#### Available data:
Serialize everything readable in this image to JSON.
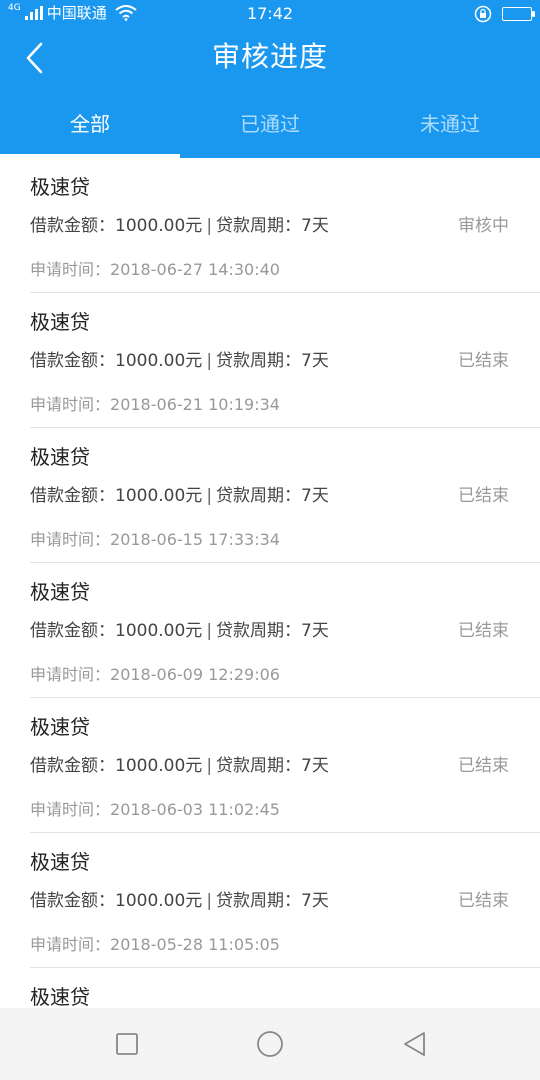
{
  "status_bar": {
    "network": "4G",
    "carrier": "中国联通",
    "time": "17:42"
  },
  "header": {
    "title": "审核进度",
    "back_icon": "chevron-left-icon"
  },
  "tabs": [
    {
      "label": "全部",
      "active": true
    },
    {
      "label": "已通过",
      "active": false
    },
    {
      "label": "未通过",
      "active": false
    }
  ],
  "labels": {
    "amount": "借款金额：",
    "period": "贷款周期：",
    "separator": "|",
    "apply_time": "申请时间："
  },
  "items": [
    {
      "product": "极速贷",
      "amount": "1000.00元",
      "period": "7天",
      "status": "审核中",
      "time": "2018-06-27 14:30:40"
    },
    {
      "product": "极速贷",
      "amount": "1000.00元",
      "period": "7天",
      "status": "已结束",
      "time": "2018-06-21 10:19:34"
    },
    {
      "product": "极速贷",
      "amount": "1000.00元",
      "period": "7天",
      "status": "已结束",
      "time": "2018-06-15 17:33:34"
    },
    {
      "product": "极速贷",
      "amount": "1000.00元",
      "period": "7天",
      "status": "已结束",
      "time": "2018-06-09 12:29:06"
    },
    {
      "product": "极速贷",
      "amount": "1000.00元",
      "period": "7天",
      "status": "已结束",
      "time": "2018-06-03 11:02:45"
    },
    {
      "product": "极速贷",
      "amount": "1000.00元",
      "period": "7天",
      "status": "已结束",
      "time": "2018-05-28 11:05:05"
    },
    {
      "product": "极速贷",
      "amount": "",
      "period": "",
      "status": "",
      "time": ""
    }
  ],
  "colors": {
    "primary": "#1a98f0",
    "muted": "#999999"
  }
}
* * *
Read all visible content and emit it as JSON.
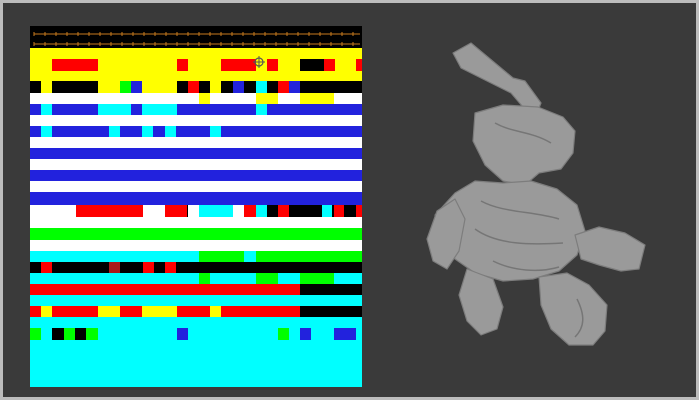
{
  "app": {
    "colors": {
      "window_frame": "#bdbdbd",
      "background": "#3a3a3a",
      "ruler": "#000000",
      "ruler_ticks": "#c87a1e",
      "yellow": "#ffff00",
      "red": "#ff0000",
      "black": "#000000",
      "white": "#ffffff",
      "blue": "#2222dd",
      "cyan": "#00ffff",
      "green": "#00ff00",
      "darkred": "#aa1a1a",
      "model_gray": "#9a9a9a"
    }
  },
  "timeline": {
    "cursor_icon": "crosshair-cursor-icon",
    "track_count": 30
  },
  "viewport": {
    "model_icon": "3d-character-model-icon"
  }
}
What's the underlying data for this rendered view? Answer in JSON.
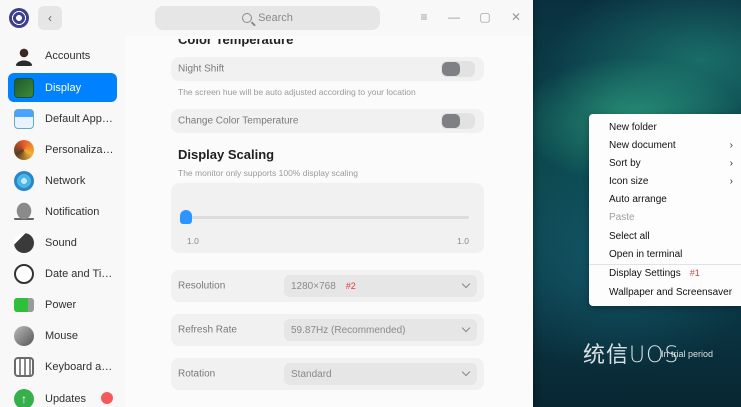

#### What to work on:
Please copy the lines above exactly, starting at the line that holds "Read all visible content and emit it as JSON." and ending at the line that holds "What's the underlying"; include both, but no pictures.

#### Solution for this problem:
Read all visible content and emit it as JSON.
{
  "app": {
    "colors": {
      "window_frame": "#bdbdbd",
      "background": "#3a3a3a",
      "ruler": "#000000",
      "ruler_ticks": "#c87a1e",
      "yellow": "#ffff00",
      "red": "#ff0000",
      "black": "#000000",
      "white": "#ffffff",
      "blue": "#2222dd",
      "cyan": "#00ffff",
      "green": "#00ff00",
      "darkred": "#aa1a1a",
      "model_gray": "#9a9a9a"
    }
  },
  "timeline": {
    "cursor_icon": "crosshair-cursor-icon",
    "track_count": 30
  },
  "viewport": {
    "model_icon": "3d-character-model-icon"
  }
}
What's the underlying data for this rendered view? Answer in JSON.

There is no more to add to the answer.